When a TSPLD has occurred, it is necessary to attempt immediate reduction of the scahoid fracture. This is necessary to avoid progressive swelling and kinking of the remaining blood supply to the scaphoid, which can potentially result in necrosis of the scaphoid bone.
This is rarely achieved by closed manipulation in the emergency room and requires the patient to be brought to the operating room for treatment. The median nerve responsible for the commonly known carpal tunnel syndrome, is located in the same vicinity, is also assessed for acute traumatic compartment carpal tunnel syndrome and is decompressed if necessary.
If the bones are successfully repositioned at the emergency room, the patient can be splinted for comfort and final treatment scheduled within days once the swelling has subsided.
If surgery is required, the surgeon will fix the scaphoid fracture (open reduction and internal fixation) and the injured ligaments in combination with pins to maintain carpal bone alignment while the ligaments that are repaired can heal in good position.

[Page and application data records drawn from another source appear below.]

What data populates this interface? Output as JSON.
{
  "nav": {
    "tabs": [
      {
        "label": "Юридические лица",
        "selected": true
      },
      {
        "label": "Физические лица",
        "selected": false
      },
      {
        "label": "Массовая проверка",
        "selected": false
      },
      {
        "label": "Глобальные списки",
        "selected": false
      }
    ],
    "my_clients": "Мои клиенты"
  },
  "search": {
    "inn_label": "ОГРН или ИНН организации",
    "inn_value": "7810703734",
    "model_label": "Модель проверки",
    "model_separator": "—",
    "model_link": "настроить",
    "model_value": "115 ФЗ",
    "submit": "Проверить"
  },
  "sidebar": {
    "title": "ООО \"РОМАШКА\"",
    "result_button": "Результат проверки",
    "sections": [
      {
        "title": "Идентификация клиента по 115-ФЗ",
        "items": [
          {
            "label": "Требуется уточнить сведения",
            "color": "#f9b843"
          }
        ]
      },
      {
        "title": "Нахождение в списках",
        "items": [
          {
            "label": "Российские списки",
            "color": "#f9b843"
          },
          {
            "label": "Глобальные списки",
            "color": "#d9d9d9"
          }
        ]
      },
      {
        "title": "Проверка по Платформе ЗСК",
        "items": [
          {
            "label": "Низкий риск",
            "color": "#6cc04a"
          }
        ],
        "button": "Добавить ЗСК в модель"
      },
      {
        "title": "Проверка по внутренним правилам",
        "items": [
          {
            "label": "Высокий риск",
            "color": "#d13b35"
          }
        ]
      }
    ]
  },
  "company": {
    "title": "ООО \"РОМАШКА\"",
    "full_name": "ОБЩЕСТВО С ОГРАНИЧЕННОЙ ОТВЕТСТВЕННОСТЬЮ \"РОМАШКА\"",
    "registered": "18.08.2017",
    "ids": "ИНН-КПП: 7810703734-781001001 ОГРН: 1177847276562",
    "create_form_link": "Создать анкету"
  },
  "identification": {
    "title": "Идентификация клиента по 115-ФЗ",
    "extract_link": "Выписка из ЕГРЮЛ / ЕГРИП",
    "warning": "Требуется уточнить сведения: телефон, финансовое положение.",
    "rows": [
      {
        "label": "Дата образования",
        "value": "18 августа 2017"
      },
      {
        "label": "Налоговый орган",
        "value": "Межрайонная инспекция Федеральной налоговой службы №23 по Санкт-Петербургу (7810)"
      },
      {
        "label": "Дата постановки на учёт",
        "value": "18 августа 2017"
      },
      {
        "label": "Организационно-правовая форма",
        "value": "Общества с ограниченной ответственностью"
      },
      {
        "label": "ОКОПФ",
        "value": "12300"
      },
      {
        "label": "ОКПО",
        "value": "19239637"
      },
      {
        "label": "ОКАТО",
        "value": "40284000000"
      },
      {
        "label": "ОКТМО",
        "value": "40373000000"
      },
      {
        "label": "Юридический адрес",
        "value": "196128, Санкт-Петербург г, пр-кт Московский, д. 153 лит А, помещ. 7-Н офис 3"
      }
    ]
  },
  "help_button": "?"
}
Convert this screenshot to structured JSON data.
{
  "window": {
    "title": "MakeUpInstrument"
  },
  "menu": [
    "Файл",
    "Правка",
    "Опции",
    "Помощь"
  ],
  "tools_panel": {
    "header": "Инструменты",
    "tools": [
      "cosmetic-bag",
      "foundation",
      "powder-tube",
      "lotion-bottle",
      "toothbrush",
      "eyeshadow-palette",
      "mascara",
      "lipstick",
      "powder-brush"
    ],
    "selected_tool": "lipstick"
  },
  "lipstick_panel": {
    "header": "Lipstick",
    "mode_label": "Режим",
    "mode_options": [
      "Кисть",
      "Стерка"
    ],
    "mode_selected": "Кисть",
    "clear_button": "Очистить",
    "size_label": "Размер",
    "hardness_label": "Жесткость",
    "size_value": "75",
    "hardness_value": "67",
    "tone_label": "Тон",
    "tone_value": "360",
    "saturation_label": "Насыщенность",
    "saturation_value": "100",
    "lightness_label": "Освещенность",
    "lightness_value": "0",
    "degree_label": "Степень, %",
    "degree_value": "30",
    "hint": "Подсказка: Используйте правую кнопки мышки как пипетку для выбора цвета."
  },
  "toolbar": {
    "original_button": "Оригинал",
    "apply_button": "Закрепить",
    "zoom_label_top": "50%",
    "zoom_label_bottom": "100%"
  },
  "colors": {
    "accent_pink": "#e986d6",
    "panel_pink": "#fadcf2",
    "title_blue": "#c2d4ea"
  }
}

Immobilization for 8 – 12 weeks is done to allow for ligamentous healing. During initial healing, the wrist should remain supported by a splint with minimal motion allowed; the pins can easily toggle, loosen and become infected. The pins are removed after 8-12 weeks when enough time has elapsed for the ligaments to heal.